September 2018 Pdf John Lonski, Franklin Kim, Yukyung Choi, Ryan Sweet, Barbara Teixeira Araujo, Reka Sulyok, Katrina Ell, Faraz Syed
Article

Weekly Market Outlook: Middling Ratio of Net Corporate Debt to GDP Disputes Record Ratio of Corporate Debt to GDP

First-quarter 2018's record ratio of U.S. nonfinancial-corporate debt to GDP has been cited as the harbinger of a steep upswing by corporate credit defaults once profits shrink materially again. However, first-quarter 2018's ratio of net nonfinancial-corporate debt to GDP supplies a far less ominous outlook, mostly because the liquid assets of nonfinancial corporations have been outpacing the accompanying growth of corporate debt. In terms of moving yearlong averages as of March 2018, the 11.4% annual increase by liquid assets outran the accompanying increases of 6.0% for corporate debt and 4.3% for nominal GDP.

September 2018 Pdf John Lonski, Yukyung Choi, Ryan Sweet, Barbara Teixeira Araujo, Reka Sulyok, Katrina Ell
Article

Weekly Market Outlook: There's No Place Like Home for U.S. Investors

The U.S. economy and financial markets have been pulling away from the rest of the world. Of special importance is the lagging performance of emerging market economies, which, not too long ago, had been the primary driver of world economic growth. The combination of higher U.S. interest rates and the relatively stronger performance of the U.S. economy has triggered a notable and potentially destabilizing appreciation of the dollar versus a host of emerging market currencies.

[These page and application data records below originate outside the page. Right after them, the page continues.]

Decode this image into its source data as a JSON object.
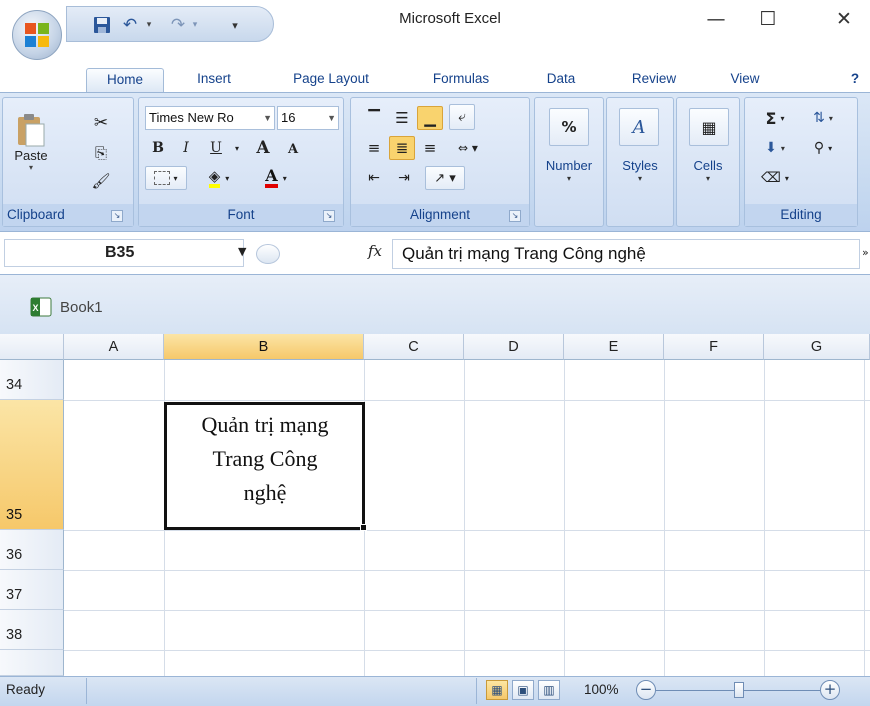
{
  "app": {
    "title": "Microsoft Excel",
    "minimize_icon": "—",
    "maximize_icon": "☐",
    "close_icon": "✕"
  },
  "quick_access": {
    "save_icon": "save-icon",
    "undo_icon": "undo-icon",
    "redo_icon": "redo-icon"
  },
  "tabs": [
    "Home",
    "Insert",
    "Page Layout",
    "Formulas",
    "Data",
    "Review",
    "View"
  ],
  "ribbon": {
    "clipboard": {
      "label": "Clipboard",
      "paste_label": "Paste"
    },
    "font": {
      "label": "Font",
      "font_name": "Times New Ro",
      "font_size": "16",
      "bold": "B",
      "italic": "I",
      "underline": "U",
      "grow": "A",
      "shrink": "A"
    },
    "alignment": {
      "label": "Alignment"
    },
    "number": {
      "label": "Number",
      "percent": "%"
    },
    "styles": {
      "label": "Styles"
    },
    "cells": {
      "label": "Cells"
    },
    "editing": {
      "label": "Editing",
      "sum": "Σ"
    }
  },
  "formula_bar": {
    "name_box": "B35",
    "fx": "fx",
    "formula": "Quản trị mạng Trang Công nghệ"
  },
  "workbook": {
    "title": "Book1"
  },
  "sheet": {
    "columns": [
      "A",
      "B",
      "C",
      "D",
      "E",
      "F",
      "G"
    ],
    "rows": [
      "34",
      "35",
      "36",
      "37",
      "38"
    ],
    "active_cell": "B35",
    "active_cell_lines": [
      "Quản trị mạng",
      "Trang Công",
      "nghệ"
    ]
  },
  "status": {
    "ready": "Ready",
    "zoom": "100%"
  },
  "colors": {
    "ribbon_bg": "#c6d9f0",
    "tab_text": "#15428b",
    "selected_header": "#f6c86a"
  }
}
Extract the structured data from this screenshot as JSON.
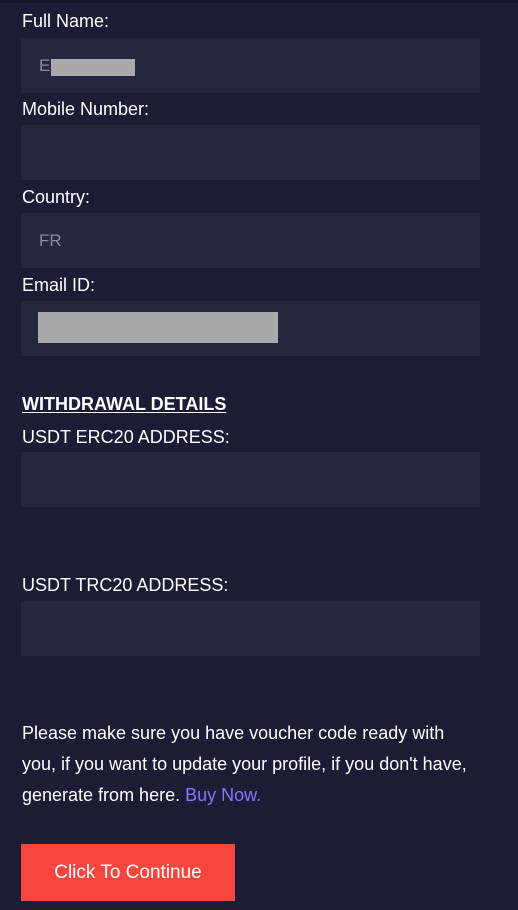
{
  "form": {
    "full_name": {
      "label": "Full Name:",
      "value": "E"
    },
    "mobile_number": {
      "label": "Mobile Number:",
      "value": ""
    },
    "country": {
      "label": "Country:",
      "value": "FR"
    },
    "email": {
      "label": "Email ID:",
      "value": ""
    }
  },
  "withdrawal": {
    "heading": "WITHDRAWAL DETAILS",
    "erc20": {
      "label": "USDT ERC20 ADDRESS:",
      "value": ""
    },
    "trc20": {
      "label": "USDT TRC20 ADDRESS:",
      "value": ""
    }
  },
  "notice": {
    "text": "Please make sure you have voucher code ready with you, if you want to update your profile, if you don't have, generate from here. ",
    "link_label": "Buy Now."
  },
  "continue_button": {
    "label": "Click To Continue",
    "color": "#f8463f"
  },
  "colors": {
    "background": "#1b1c36",
    "field": "#25263f",
    "link": "#8a73ff"
  }
}
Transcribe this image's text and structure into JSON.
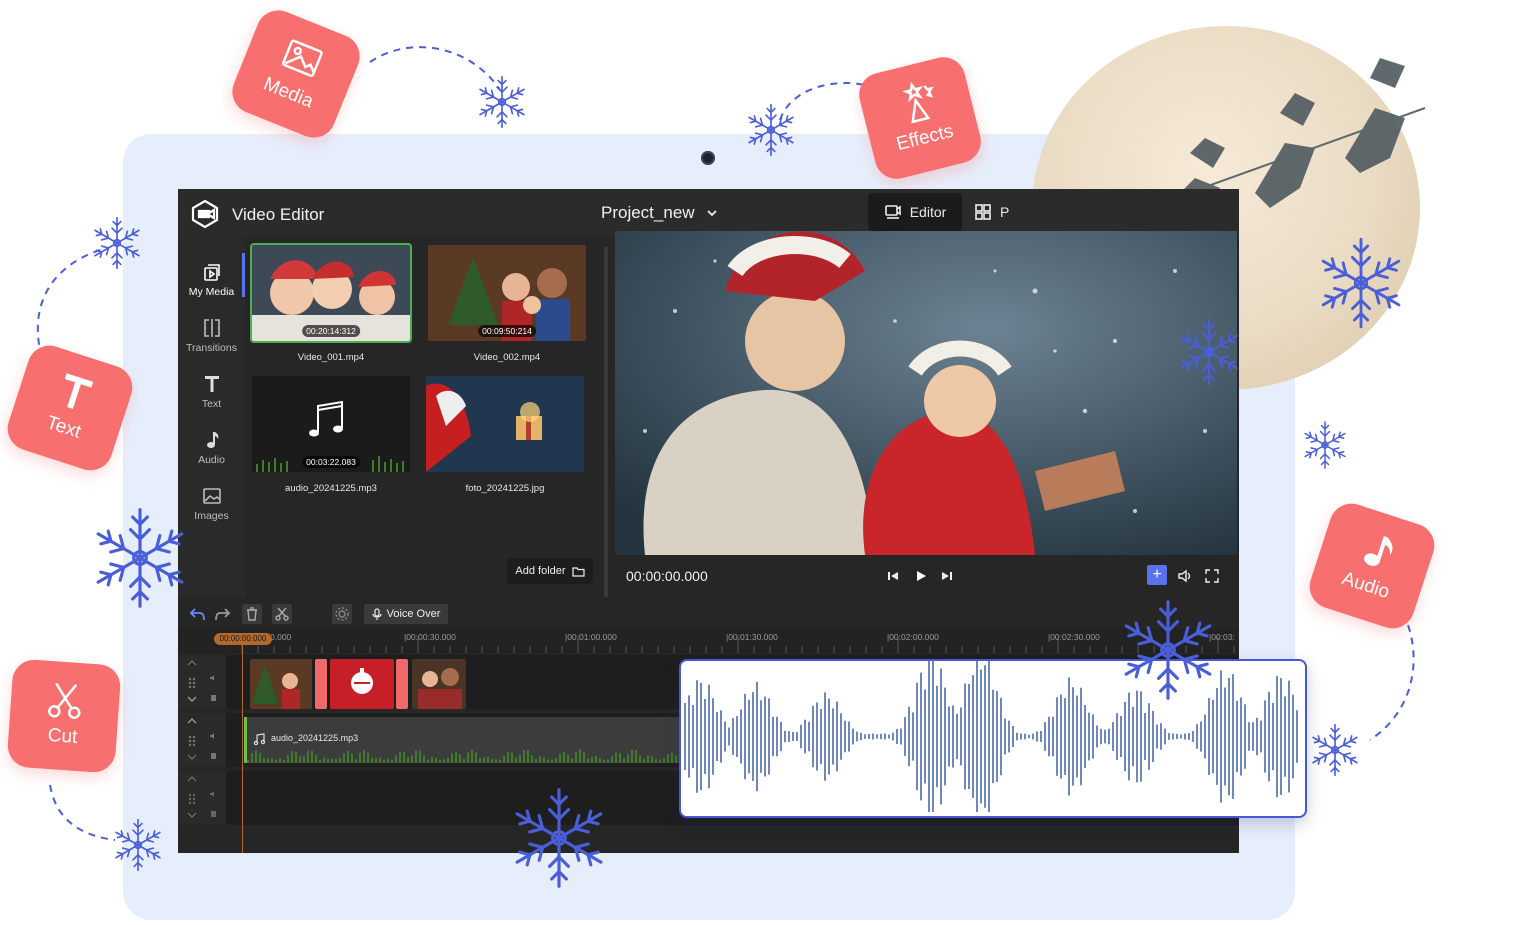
{
  "app": {
    "title": "Video Editor",
    "project_name": "Project_new",
    "modes": {
      "editor": "Editor",
      "other": "P"
    }
  },
  "sidebar": {
    "items": [
      {
        "label": "My Media",
        "icon": "my-media-icon",
        "active": true
      },
      {
        "label": "Transitions",
        "icon": "transitions-icon"
      },
      {
        "label": "Text",
        "icon": "text-icon"
      },
      {
        "label": "Audio",
        "icon": "audio-icon"
      },
      {
        "label": "Images",
        "icon": "images-icon"
      }
    ]
  },
  "media": {
    "items": [
      {
        "name": "Video_001.mp4",
        "duration": "00:20:14:312",
        "type": "video",
        "selected": true
      },
      {
        "name": "Video_002.mp4",
        "duration": "00:09:50:214",
        "type": "video"
      },
      {
        "name": "audio_20241225.mp3",
        "duration": "00:03:22.083",
        "type": "audio"
      },
      {
        "name": "foto_20241225.jpg",
        "type": "image"
      }
    ],
    "add_folder_label": "Add folder"
  },
  "preview": {
    "timecode": "00:00:00.000"
  },
  "timeline": {
    "voice_over_label": "Voice Over",
    "playhead_time": "00:00:00.000",
    "ruler_labels": [
      "0.000",
      "|00:00:30.000",
      "|00:01:00.000",
      "|00:01:30.000",
      "|00:02:00.000",
      "|00:02:30.000",
      "|00:03:"
    ],
    "audio_clip_name": "audio_20241225.mp3"
  },
  "badges": {
    "media": "Media",
    "effects": "Effects",
    "text": "Text",
    "audio": "Audio",
    "cut": "Cut"
  },
  "colors": {
    "accent": "#5b72f0",
    "badge": "#f86f6f",
    "frame": "#e6eefb",
    "snowflake": "#4a5ed8",
    "waveform": "#4b6aa6",
    "playhead": "#b3682d"
  }
}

September 2018 Pdf John Lonski, Njundu Sanneh, Yukyung Choi, Ryan Sweet, Barbara Teixeira Araujo, Reka Sulyok, Katrina Ell